Rosemary Giles

Rosemary Giles is a history content writer with Hive Media. She received both her bachelor of arts degree in history, and her master of arts degree in history from Western University. Her research focused on military, environmental, and Canadian history with a specific focus on the Second World War. As a student, she worked in a variety of research positions, including as an archivist. She also worked as a teaching assistant in the History Department.

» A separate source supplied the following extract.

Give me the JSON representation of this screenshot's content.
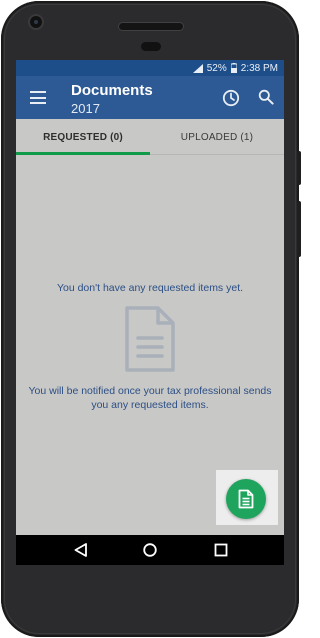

Since completing her degrees, she has decided to take a step back from academia to focus her career on writing and sharing history in a more accessible way. With a passion for historical learning and historical education, her writing interests include social history, and war history, especially researching obscure facts about the Second World War. In her spare time, Rosemary enjoys spending time with her partner, her cats, and her horse, or sitting down to read a good book.